(Records drawn from a dataset)
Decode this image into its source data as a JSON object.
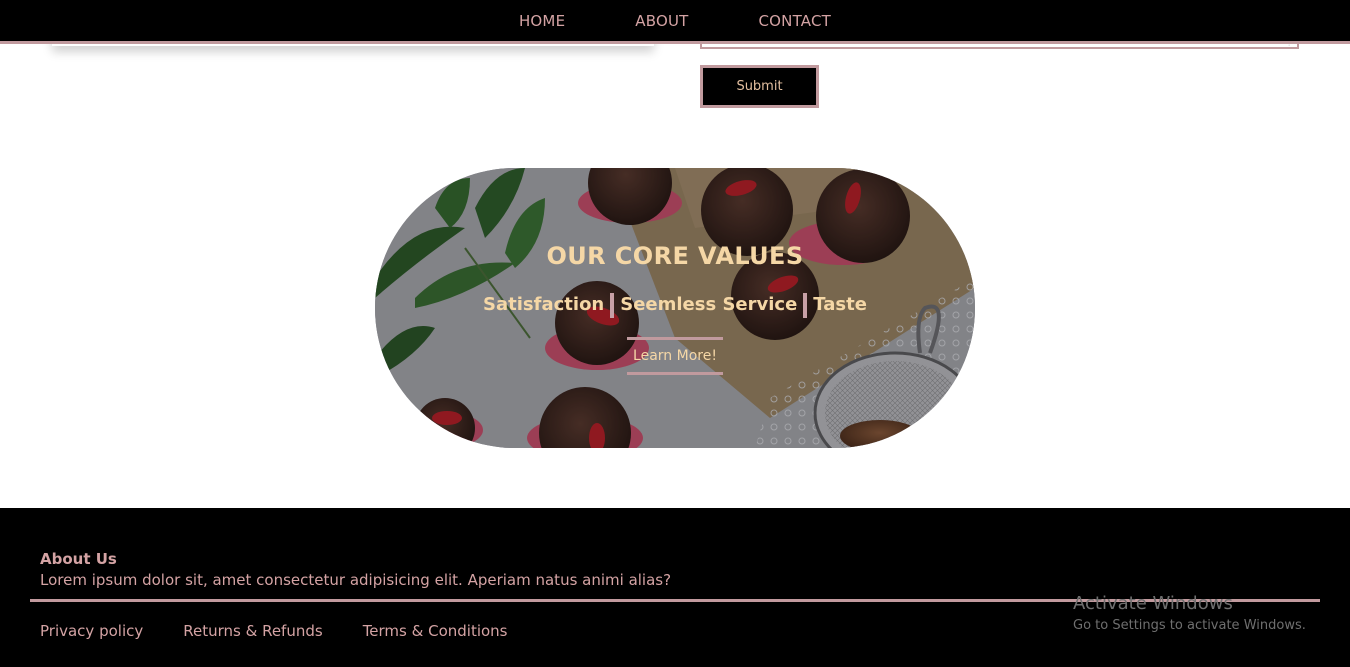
{
  "nav": {
    "items": [
      {
        "label": "HOME"
      },
      {
        "label": "ABOUT"
      },
      {
        "label": "CONTACT"
      }
    ]
  },
  "contact_form": {
    "submit_label": "Submit"
  },
  "core_values": {
    "title": "OUR CORE VALUES",
    "values": [
      "Satisfaction",
      "Seemless Service",
      "Taste"
    ],
    "button_label": "Learn More!"
  },
  "footer": {
    "about_heading": "About Us",
    "about_text": "Lorem ipsum dolor sit, amet consectetur adipisicing elit. Aperiam natus animi alias?",
    "links": [
      "Privacy policy",
      "Returns & Refunds",
      "Terms & Conditions"
    ]
  },
  "windows_watermark": {
    "title": "Activate Windows",
    "text": "Go to Settings to activate Windows."
  },
  "colors": {
    "nav_bg": "#000000",
    "accent_rose": "#c19a9e",
    "link_text": "#d4a3a4",
    "banner_text": "#f5d7a6"
  }
}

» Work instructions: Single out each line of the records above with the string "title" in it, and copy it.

» Result for this exercise:
    "title": "OUR CORE VALUES",
    "title": "Activate Windows",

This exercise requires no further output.